-- Exercise goal --
Output the whole listing below exactly, omitting the images.

-- Recorded information --
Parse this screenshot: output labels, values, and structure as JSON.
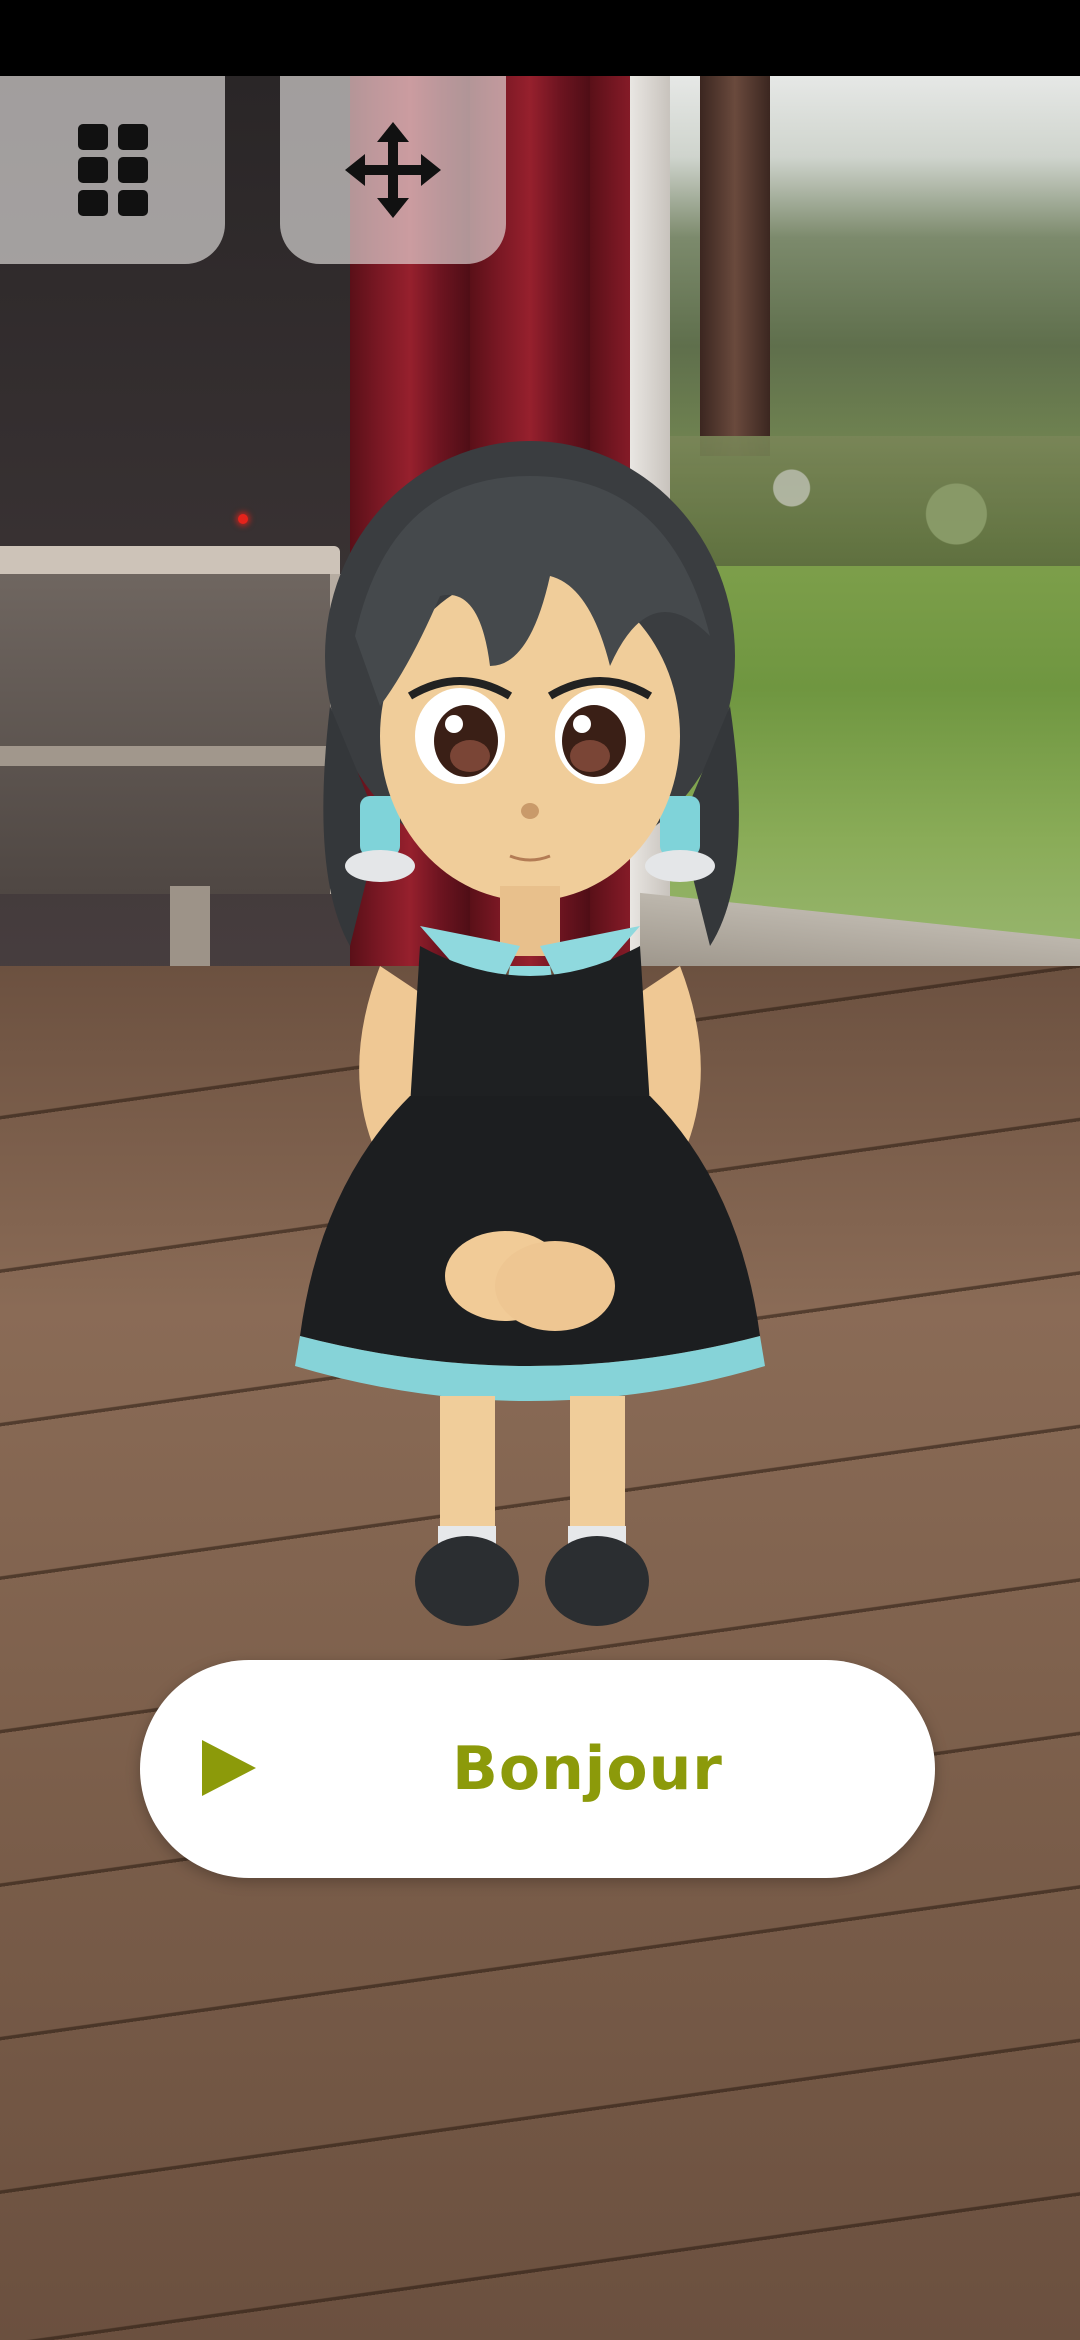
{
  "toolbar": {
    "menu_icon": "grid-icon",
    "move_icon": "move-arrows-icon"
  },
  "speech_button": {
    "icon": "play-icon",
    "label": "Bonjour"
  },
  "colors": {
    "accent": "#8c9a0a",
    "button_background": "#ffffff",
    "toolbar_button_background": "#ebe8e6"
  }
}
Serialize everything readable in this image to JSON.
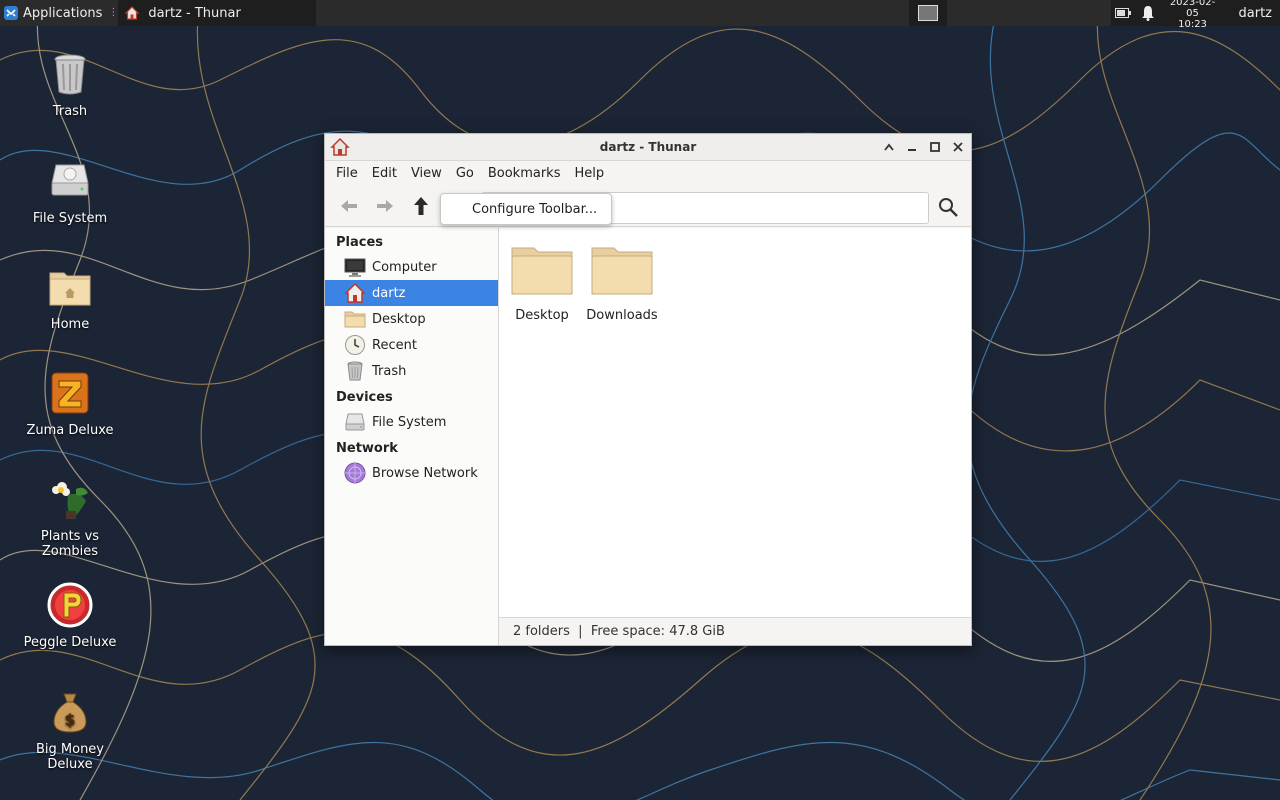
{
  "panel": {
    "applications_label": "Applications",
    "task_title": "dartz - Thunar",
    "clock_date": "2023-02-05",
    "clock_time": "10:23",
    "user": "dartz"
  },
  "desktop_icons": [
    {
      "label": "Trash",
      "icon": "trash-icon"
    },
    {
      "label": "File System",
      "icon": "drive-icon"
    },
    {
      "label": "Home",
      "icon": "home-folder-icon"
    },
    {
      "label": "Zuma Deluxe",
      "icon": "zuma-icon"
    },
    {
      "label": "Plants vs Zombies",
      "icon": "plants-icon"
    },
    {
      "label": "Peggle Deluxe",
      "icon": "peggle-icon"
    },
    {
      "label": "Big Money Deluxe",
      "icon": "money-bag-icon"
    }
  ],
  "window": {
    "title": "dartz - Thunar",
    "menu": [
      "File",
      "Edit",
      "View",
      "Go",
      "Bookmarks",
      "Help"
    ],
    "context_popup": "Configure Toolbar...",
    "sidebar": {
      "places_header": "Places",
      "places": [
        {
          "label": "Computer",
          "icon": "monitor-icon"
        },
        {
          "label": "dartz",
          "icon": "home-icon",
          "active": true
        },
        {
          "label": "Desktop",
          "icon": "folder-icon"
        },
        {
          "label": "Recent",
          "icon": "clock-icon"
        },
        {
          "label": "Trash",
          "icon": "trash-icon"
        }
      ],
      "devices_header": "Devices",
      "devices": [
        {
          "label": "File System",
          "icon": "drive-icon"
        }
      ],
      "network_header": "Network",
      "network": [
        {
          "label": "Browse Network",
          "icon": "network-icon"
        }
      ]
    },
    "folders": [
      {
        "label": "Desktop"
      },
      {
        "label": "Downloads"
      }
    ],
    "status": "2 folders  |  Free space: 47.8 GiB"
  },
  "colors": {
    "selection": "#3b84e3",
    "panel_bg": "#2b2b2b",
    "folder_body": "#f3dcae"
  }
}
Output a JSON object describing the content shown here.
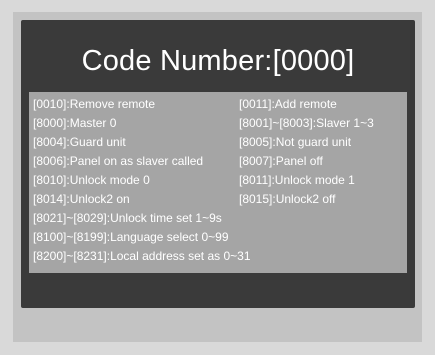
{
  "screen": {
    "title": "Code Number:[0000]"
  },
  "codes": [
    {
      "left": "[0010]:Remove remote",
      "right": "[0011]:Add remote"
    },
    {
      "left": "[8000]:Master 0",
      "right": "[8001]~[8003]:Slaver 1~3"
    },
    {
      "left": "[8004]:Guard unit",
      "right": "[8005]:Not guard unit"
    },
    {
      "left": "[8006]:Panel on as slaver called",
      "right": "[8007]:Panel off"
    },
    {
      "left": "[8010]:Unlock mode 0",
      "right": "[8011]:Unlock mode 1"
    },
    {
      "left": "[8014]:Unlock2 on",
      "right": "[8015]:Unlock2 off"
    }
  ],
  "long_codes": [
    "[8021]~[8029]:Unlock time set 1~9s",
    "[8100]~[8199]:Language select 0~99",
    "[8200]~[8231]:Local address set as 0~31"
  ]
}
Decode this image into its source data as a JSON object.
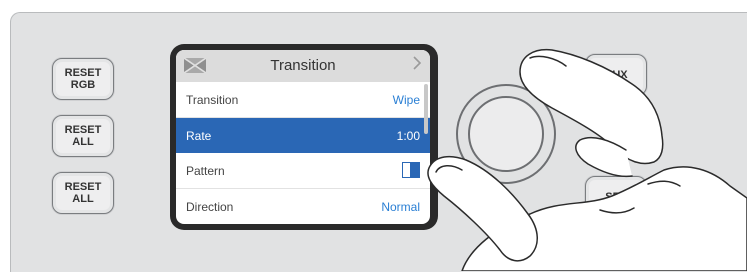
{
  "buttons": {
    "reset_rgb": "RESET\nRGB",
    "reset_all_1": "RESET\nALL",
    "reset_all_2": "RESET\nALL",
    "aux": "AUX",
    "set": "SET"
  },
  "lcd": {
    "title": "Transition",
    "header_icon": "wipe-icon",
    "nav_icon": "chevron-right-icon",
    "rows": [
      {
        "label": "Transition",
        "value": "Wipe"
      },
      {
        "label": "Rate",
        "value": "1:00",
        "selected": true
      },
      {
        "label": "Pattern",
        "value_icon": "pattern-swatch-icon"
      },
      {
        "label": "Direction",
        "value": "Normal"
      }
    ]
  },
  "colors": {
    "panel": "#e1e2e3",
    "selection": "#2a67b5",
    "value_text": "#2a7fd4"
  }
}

-- Result of this exercise --
Parse this screenshot: output labels, values, and structure as JSON.
{
  "toolbar": {
    "menu_icon": "grid-icon",
    "move_icon": "move-arrows-icon"
  },
  "speech_button": {
    "icon": "play-icon",
    "label": "Bonjour"
  },
  "colors": {
    "accent": "#8c9a0a",
    "button_background": "#ffffff",
    "toolbar_button_background": "#ebe8e6"
  }
}
Serialize everything readable in this image to JSON.
{
  "panel": {
    "applications_label": "Applications",
    "task_title": "dartz - Thunar",
    "clock_date": "2023-02-05",
    "clock_time": "10:23",
    "user": "dartz"
  },
  "desktop_icons": [
    {
      "label": "Trash",
      "icon": "trash-icon"
    },
    {
      "label": "File System",
      "icon": "drive-icon"
    },
    {
      "label": "Home",
      "icon": "home-folder-icon"
    },
    {
      "label": "Zuma Deluxe",
      "icon": "zuma-icon"
    },
    {
      "label": "Plants vs Zombies",
      "icon": "plants-icon"
    },
    {
      "label": "Peggle Deluxe",
      "icon": "peggle-icon"
    },
    {
      "label": "Big Money Deluxe",
      "icon": "money-bag-icon"
    }
  ],
  "window": {
    "title": "dartz - Thunar",
    "menu": [
      "File",
      "Edit",
      "View",
      "Go",
      "Bookmarks",
      "Help"
    ],
    "context_popup": "Configure Toolbar...",
    "sidebar": {
      "places_header": "Places",
      "places": [
        {
          "label": "Computer",
          "icon": "monitor-icon"
        },
        {
          "label": "dartz",
          "icon": "home-icon",
          "active": true
        },
        {
          "label": "Desktop",
          "icon": "folder-icon"
        },
        {
          "label": "Recent",
          "icon": "clock-icon"
        },
        {
          "label": "Trash",
          "icon": "trash-icon"
        }
      ],
      "devices_header": "Devices",
      "devices": [
        {
          "label": "File System",
          "icon": "drive-icon"
        }
      ],
      "network_header": "Network",
      "network": [
        {
          "label": "Browse Network",
          "icon": "network-icon"
        }
      ]
    },
    "folders": [
      {
        "label": "Desktop"
      },
      {
        "label": "Downloads"
      }
    ],
    "status": "2 folders  |  Free space: 47.8 GiB"
  },
  "colors": {
    "selection": "#3b84e3",
    "panel_bg": "#2b2b2b",
    "folder_body": "#f3dcae"
  }
}
Output a JSON object describing the content shown here.
{
  "screen": {
    "title": "Code Number:[0000]"
  },
  "codes": [
    {
      "left": "[0010]:Remove remote",
      "right": "[0011]:Add remote"
    },
    {
      "left": "[8000]:Master 0",
      "right": "[8001]~[8003]:Slaver 1~3"
    },
    {
      "left": "[8004]:Guard unit",
      "right": "[8005]:Not guard unit"
    },
    {
      "left": "[8006]:Panel on as slaver called",
      "right": "[8007]:Panel off"
    },
    {
      "left": "[8010]:Unlock mode 0",
      "right": "[8011]:Unlock mode 1"
    },
    {
      "left": "[8014]:Unlock2 on",
      "right": "[8015]:Unlock2 off"
    }
  ],
  "long_codes": [
    "[8021]~[8029]:Unlock time set 1~9s",
    "[8100]~[8199]:Language select 0~99",
    "[8200]~[8231]:Local address set as 0~31"
  ]
}
Decode this image into its source data as a JSON object.
{
  "buttons": {
    "reset_rgb": "RESET\nRGB",
    "reset_all_1": "RESET\nALL",
    "reset_all_2": "RESET\nALL",
    "aux": "AUX",
    "set": "SET"
  },
  "lcd": {
    "title": "Transition",
    "header_icon": "wipe-icon",
    "nav_icon": "chevron-right-icon",
    "rows": [
      {
        "label": "Transition",
        "value": "Wipe"
      },
      {
        "label": "Rate",
        "value": "1:00",
        "selected": true
      },
      {
        "label": "Pattern",
        "value_icon": "pattern-swatch-icon"
      },
      {
        "label": "Direction",
        "value": "Normal"
      }
    ]
  },
  "colors": {
    "panel": "#e1e2e3",
    "selection": "#2a67b5",
    "value_text": "#2a7fd4"
  }
}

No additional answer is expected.